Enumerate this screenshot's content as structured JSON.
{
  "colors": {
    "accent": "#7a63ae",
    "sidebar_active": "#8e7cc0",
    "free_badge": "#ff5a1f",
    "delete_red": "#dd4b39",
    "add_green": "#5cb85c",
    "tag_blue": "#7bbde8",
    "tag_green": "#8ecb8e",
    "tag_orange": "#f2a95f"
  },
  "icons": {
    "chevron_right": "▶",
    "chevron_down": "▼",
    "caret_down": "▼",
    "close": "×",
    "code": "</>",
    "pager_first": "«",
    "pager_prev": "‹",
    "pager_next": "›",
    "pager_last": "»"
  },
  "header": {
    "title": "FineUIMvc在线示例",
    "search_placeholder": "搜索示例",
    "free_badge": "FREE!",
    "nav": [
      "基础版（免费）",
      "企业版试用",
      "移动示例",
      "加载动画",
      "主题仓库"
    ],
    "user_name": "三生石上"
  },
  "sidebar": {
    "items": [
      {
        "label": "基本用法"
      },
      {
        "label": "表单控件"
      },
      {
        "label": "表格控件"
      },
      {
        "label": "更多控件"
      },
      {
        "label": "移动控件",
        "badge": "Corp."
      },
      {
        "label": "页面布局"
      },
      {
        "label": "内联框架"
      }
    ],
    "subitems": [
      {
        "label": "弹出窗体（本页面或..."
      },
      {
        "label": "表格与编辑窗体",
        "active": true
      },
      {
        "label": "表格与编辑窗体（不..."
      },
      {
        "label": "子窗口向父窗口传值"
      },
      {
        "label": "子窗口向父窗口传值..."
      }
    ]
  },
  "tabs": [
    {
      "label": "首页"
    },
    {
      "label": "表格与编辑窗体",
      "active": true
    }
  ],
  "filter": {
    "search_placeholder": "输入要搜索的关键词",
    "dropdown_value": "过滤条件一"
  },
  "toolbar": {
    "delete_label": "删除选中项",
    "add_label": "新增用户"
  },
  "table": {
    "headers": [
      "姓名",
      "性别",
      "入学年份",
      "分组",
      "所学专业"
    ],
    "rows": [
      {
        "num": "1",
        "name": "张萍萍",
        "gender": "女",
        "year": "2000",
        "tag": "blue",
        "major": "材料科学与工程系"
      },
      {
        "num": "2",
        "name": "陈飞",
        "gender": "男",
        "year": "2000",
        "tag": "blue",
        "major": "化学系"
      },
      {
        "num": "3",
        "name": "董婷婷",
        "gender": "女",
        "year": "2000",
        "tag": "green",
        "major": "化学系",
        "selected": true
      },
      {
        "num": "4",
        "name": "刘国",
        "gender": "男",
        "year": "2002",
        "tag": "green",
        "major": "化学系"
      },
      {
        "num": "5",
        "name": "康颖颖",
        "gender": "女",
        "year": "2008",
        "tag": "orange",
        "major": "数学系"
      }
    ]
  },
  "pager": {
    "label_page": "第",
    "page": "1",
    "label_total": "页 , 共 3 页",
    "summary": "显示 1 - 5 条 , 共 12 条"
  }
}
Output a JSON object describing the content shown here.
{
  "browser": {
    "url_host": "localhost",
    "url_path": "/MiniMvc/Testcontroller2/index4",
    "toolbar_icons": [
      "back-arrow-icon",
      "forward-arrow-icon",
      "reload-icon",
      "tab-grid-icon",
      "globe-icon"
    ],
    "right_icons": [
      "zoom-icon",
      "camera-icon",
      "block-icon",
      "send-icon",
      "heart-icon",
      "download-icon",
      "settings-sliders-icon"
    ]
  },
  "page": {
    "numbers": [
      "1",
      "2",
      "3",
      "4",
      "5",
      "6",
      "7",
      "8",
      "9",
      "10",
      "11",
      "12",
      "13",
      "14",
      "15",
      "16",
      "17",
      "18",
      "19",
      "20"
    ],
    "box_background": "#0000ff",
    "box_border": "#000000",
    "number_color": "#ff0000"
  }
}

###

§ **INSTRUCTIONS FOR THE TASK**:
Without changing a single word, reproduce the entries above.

§ **ANSWER**:
Enumerate this screenshot's content as structured JSON.
{
  "colors": {
    "accent": "#7a63ae",
    "sidebar_active": "#8e7cc0",
    "free_badge": "#ff5a1f",
    "delete_red": "#dd4b39",
    "add_green": "#5cb85c",
    "tag_blue": "#7bbde8",
    "tag_green": "#8ecb8e",
    "tag_orange": "#f2a95f"
  },
  "icons": {
    "chevron_right": "▶",
    "chevron_down": "▼",
    "caret_down": "▼",
    "close": "×",
    "code": "</>",
    "pager_first": "«",
    "pager_prev": "‹",
    "pager_next": "›",
    "pager_last": "»"
  },
  "header": {
    "title": "FineUIMvc在线示例",
    "search_placeholder": "搜索示例",
    "free_badge": "FREE!",
    "nav": [
      "基础版（免费）",
      "企业版试用",
      "移动示例",
      "加载动画",
      "主题仓库"
    ],
    "user_name": "三生石上"
  },
  "sidebar": {
    "items": [
      {
        "label": "基本用法"
      },
      {
        "label": "表单控件"
      },
      {
        "label": "表格控件"
      },
      {
        "label": "更多控件"
      },
      {
        "label": "移动控件",
        "badge": "Corp."
      },
      {
        "label": "页面布局"
      },
      {
        "label": "内联框架"
      }
    ],
    "subitems": [
      {
        "label": "弹出窗体（本页面或..."
      },
      {
        "label": "表格与编辑窗体",
        "active": true
      },
      {
        "label": "表格与编辑窗体（不..."
      },
      {
        "label": "子窗口向父窗口传值"
      },
      {
        "label": "子窗口向父窗口传值..."
      }
    ]
  },
  "tabs": [
    {
      "label": "首页"
    },
    {
      "label": "表格与编辑窗体",
      "active": true
    }
  ],
  "filter": {
    "search_placeholder": "输入要搜索的关键词",
    "dropdown_value": "过滤条件一"
  },
  "toolbar": {
    "delete_label": "删除选中项",
    "add_label": "新增用户"
  },
  "table": {
    "headers": [
      "姓名",
      "性别",
      "入学年份",
      "分组",
      "所学专业"
    ],
    "rows": [
      {
        "num": "1",
        "name": "张萍萍",
        "gender": "女",
        "year": "2000",
        "tag": "blue",
        "major": "材料科学与工程系"
      },
      {
        "num": "2",
        "name": "陈飞",
        "gender": "男",
        "year": "2000",
        "tag": "blue",
        "major": "化学系"
      },
      {
        "num": "3",
        "name": "董婷婷",
        "gender": "女",
        "year": "2000",
        "tag": "green",
        "major": "化学系",
        "selected": true
      },
      {
        "num": "4",
        "name": "刘国",
        "gender": "男",
        "year": "2002",
        "tag": "green",
        "major": "化学系"
      },
      {
        "num": "5",
        "name": "康颖颖",
        "gender": "女",
        "year": "2008",
        "tag": "orange",
        "major": "数学系"
      }
    ]
  },
  "pager": {
    "label_page": "第",
    "page": "1",
    "label_total": "页 , 共 3 页",
    "summary": "显示 1 - 5 条 , 共 12 条"
  }
}
Output a JSON object describing the content shown here.
{
  "browser": {
    "url_host": "localhost",
    "url_path": "/MiniMvc/Testcontroller2/index4",
    "toolbar_icons": [
      "back-arrow-icon",
      "forward-arrow-icon",
      "reload-icon",
      "tab-grid-icon",
      "globe-icon"
    ],
    "right_icons": [
      "zoom-icon",
      "camera-icon",
      "block-icon",
      "send-icon",
      "heart-icon",
      "download-icon",
      "settings-sliders-icon"
    ]
  },
  "page": {
    "numbers": [
      "1",
      "2",
      "3",
      "4",
      "5",
      "6",
      "7",
      "8",
      "9",
      "10",
      "11",
      "12",
      "13",
      "14",
      "15",
      "16",
      "17",
      "18",
      "19",
      "20"
    ],
    "box_background": "#0000ff",
    "box_border": "#000000",
    "number_color": "#ff0000"
  }
}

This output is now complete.